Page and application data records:
________________________________________

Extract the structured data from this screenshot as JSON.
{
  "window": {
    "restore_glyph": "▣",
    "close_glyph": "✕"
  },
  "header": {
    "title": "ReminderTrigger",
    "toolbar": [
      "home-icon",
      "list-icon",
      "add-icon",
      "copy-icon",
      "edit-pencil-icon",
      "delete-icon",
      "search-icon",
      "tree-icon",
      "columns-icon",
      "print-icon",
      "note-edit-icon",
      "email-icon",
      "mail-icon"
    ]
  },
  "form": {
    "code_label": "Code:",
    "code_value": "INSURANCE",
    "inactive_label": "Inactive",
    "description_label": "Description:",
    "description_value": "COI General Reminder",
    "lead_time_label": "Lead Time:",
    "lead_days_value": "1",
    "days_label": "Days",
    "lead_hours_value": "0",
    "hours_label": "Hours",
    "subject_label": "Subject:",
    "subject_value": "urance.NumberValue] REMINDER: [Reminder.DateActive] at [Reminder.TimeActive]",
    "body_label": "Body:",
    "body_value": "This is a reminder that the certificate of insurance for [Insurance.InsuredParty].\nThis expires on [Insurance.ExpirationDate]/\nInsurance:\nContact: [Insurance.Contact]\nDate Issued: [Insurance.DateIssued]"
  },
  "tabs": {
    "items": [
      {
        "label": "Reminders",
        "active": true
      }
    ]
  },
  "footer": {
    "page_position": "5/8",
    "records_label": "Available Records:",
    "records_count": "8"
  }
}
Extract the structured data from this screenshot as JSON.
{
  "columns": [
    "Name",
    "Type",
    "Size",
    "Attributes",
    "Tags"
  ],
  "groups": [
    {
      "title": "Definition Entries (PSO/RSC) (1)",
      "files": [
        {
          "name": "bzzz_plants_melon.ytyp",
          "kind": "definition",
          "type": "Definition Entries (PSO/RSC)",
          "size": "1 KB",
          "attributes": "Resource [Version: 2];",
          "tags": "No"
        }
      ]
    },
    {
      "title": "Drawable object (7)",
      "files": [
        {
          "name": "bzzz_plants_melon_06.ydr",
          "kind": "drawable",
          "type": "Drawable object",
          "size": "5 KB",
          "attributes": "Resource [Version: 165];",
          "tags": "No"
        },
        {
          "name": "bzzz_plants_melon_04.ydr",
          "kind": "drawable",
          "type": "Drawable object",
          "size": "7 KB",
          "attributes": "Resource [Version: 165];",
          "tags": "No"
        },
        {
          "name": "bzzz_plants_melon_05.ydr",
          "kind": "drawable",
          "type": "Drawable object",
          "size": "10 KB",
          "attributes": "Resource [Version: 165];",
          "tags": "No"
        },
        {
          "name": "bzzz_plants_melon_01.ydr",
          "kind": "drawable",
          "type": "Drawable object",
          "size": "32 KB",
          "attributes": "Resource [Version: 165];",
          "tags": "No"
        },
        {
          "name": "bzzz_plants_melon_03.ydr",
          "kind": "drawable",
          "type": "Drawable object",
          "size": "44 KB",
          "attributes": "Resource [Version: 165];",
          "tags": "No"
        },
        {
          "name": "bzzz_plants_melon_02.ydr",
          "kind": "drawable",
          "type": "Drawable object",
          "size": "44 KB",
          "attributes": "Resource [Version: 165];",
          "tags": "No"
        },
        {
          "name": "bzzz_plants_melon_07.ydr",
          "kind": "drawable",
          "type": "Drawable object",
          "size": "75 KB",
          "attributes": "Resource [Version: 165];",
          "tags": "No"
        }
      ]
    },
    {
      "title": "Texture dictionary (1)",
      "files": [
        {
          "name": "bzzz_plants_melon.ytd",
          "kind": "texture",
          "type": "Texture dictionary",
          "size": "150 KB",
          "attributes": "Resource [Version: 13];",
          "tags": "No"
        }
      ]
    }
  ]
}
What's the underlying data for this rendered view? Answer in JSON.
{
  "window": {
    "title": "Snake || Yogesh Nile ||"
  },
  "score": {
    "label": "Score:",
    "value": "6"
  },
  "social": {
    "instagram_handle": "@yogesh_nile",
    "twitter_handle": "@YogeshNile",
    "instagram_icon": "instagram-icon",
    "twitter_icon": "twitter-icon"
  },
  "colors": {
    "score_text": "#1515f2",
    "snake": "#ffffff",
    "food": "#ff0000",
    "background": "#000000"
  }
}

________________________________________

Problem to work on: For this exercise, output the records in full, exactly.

Output for this exercise:
Extract the structured data from this screenshot as JSON.
{
  "window": {
    "restore_glyph": "▣",
    "close_glyph": "✕"
  },
  "header": {
    "title": "ReminderTrigger",
    "toolbar": [
      "home-icon",
      "list-icon",
      "add-icon",
      "copy-icon",
      "edit-pencil-icon",
      "delete-icon",
      "search-icon",
      "tree-icon",
      "columns-icon",
      "print-icon",
      "note-edit-icon",
      "email-icon",
      "mail-icon"
    ]
  },
  "form": {
    "code_label": "Code:",
    "code_value": "INSURANCE",
    "inactive_label": "Inactive",
    "description_label": "Description:",
    "description_value": "COI General Reminder",
    "lead_time_label": "Lead Time:",
    "lead_days_value": "1",
    "days_label": "Days",
    "lead_hours_value": "0",
    "hours_label": "Hours",
    "subject_label": "Subject:",
    "subject_value": "urance.NumberValue] REMINDER: [Reminder.DateActive] at [Reminder.TimeActive]",
    "body_label": "Body:",
    "body_value": "This is a reminder that the certificate of insurance for [Insurance.InsuredParty].\nThis expires on [Insurance.ExpirationDate]/\nInsurance:\nContact: [Insurance.Contact]\nDate Issued: [Insurance.DateIssued]"
  },
  "tabs": {
    "items": [
      {
        "label": "Reminders",
        "active": true
      }
    ]
  },
  "footer": {
    "page_position": "5/8",
    "records_label": "Available Records:",
    "records_count": "8"
  }
}
Extract the structured data from this screenshot as JSON.
{
  "columns": [
    "Name",
    "Type",
    "Size",
    "Attributes",
    "Tags"
  ],
  "groups": [
    {
      "title": "Definition Entries (PSO/RSC) (1)",
      "files": [
        {
          "name": "bzzz_plants_melon.ytyp",
          "kind": "definition",
          "type": "Definition Entries (PSO/RSC)",
          "size": "1 KB",
          "attributes": "Resource [Version: 2];",
          "tags": "No"
        }
      ]
    },
    {
      "title": "Drawable object (7)",
      "files": [
        {
          "name": "bzzz_plants_melon_06.ydr",
          "kind": "drawable",
          "type": "Drawable object",
          "size": "5 KB",
          "attributes": "Resource [Version: 165];",
          "tags": "No"
        },
        {
          "name": "bzzz_plants_melon_04.ydr",
          "kind": "drawable",
          "type": "Drawable object",
          "size": "7 KB",
          "attributes": "Resource [Version: 165];",
          "tags": "No"
        },
        {
          "name": "bzzz_plants_melon_05.ydr",
          "kind": "drawable",
          "type": "Drawable object",
          "size": "10 KB",
          "attributes": "Resource [Version: 165];",
          "tags": "No"
        },
        {
          "name": "bzzz_plants_melon_01.ydr",
          "kind": "drawable",
          "type": "Drawable object",
          "size": "32 KB",
          "attributes": "Resource [Version: 165];",
          "tags": "No"
        },
        {
          "name": "bzzz_plants_melon_03.ydr",
          "kind": "drawable",
          "type": "Drawable object",
          "size": "44 KB",
          "attributes": "Resource [Version: 165];",
          "tags": "No"
        },
        {
          "name": "bzzz_plants_melon_02.ydr",
          "kind": "drawable",
          "type": "Drawable object",
          "size": "44 KB",
          "attributes": "Resource [Version: 165];",
          "tags": "No"
        },
        {
          "name": "bzzz_plants_melon_07.ydr",
          "kind": "drawable",
          "type": "Drawable object",
          "size": "75 KB",
          "attributes": "Resource [Version: 165];",
          "tags": "No"
        }
      ]
    },
    {
      "title": "Texture dictionary (1)",
      "files": [
        {
          "name": "bzzz_plants_melon.ytd",
          "kind": "texture",
          "type": "Texture dictionary",
          "size": "150 KB",
          "attributes": "Resource [Version: 13];",
          "tags": "No"
        }
      ]
    }
  ]
}
What's the underlying data for this rendered view? Answer in JSON.
{
  "window": {
    "title": "Snake || Yogesh Nile ||"
  },
  "score": {
    "label": "Score:",
    "value": "6"
  },
  "social": {
    "instagram_handle": "@yogesh_nile",
    "twitter_handle": "@YogeshNile",
    "instagram_icon": "instagram-icon",
    "twitter_icon": "twitter-icon"
  },
  "colors": {
    "score_text": "#1515f2",
    "snake": "#ffffff",
    "food": "#ff0000",
    "background": "#000000"
  }
}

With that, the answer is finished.